The landmark trial of a former Rwandan army captain charged with complicity in a genocide that left 800,000 dead has opened in Paris.
Pascal Simbikangwa, who denies all accusations against him, faces life in prison if convicted.
The trial is being closely watched in France, which has long stood accused of failing to rein in the Rwandan regime at the time of the 100-day genocide in 1994.
The 54-year-old defendant appeared in court in a wheelchair after a 1986 car accident that left him a paraplegic.
Mr Simbikangwa is accused of inciting, organising and aiding massacres during the genocide, particularly by supplying arms and instructions to militia who were manning road blocks and killing Tutsi men, women and children.
"I was a captain in the Rwandan army then in the intelligence services," Mr Simbikangwa told the court in a brief opening statement.
After his arrest on the French Indian Ocean island of Mayotte in 2008, France refused to extradite him to Rwanda, as it has done in previous cases.
It decided to try him under laws that allow French courts to consider cases of genocide, crimes against humanity and war crimes committed in other countries.
The trial is expected to last six to eight weeks. In a rare case for France, the trial will be filmed and recordings will be available once the case is concluded.
Mr Simbikangwa acknowledges being close to the regime of Hutu president Juvenal Habyarimana, whose assassination in April 1994 unleashed the genocide, in which most of the victims were members of the minority Tutsi community.
But he denies participating in or organising massacres.
He was initially charged with genocide and crimes against humanity, but the charges were downgraded to complicity.

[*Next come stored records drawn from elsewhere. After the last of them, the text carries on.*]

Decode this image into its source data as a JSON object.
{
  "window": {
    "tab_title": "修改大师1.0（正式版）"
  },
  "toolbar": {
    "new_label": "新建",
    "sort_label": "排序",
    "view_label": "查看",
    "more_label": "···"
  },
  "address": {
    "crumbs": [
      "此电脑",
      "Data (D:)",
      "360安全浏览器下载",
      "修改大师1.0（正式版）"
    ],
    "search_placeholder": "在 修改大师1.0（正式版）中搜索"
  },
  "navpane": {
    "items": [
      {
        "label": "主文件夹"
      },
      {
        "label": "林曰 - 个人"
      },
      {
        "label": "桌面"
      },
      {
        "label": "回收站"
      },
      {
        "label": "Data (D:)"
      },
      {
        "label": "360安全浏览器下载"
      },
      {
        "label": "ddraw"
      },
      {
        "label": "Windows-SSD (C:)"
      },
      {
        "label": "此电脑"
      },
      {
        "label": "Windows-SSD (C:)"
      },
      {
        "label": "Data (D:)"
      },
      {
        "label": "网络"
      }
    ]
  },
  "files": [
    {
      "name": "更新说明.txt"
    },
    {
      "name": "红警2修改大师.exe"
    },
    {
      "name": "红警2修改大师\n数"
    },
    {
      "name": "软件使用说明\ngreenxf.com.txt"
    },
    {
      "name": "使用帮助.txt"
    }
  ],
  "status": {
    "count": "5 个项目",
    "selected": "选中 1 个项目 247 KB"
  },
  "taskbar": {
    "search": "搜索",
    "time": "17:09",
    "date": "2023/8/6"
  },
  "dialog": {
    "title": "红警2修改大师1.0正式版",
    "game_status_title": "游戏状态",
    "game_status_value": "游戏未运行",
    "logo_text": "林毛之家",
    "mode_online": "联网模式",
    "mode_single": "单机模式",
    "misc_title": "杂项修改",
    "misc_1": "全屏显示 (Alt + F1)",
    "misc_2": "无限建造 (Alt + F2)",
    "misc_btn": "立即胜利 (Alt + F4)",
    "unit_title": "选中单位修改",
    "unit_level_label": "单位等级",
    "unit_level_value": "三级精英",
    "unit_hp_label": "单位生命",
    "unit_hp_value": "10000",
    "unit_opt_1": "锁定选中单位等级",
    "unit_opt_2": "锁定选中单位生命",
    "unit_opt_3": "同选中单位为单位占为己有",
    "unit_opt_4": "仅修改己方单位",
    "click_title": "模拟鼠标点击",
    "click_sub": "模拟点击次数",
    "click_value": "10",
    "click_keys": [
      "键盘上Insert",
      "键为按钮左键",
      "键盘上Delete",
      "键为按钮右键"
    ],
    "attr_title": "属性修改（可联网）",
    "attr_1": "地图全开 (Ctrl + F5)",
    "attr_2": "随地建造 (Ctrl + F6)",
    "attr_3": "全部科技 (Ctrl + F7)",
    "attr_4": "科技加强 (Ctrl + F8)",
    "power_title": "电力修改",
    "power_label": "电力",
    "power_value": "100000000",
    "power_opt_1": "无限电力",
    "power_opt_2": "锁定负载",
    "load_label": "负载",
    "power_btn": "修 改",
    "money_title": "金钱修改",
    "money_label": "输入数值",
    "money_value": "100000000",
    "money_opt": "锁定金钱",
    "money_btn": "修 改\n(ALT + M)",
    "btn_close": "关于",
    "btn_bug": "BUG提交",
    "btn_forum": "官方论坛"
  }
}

His lawyers have attacked the prosecution's case as being based purely on unchallenged witness accounts.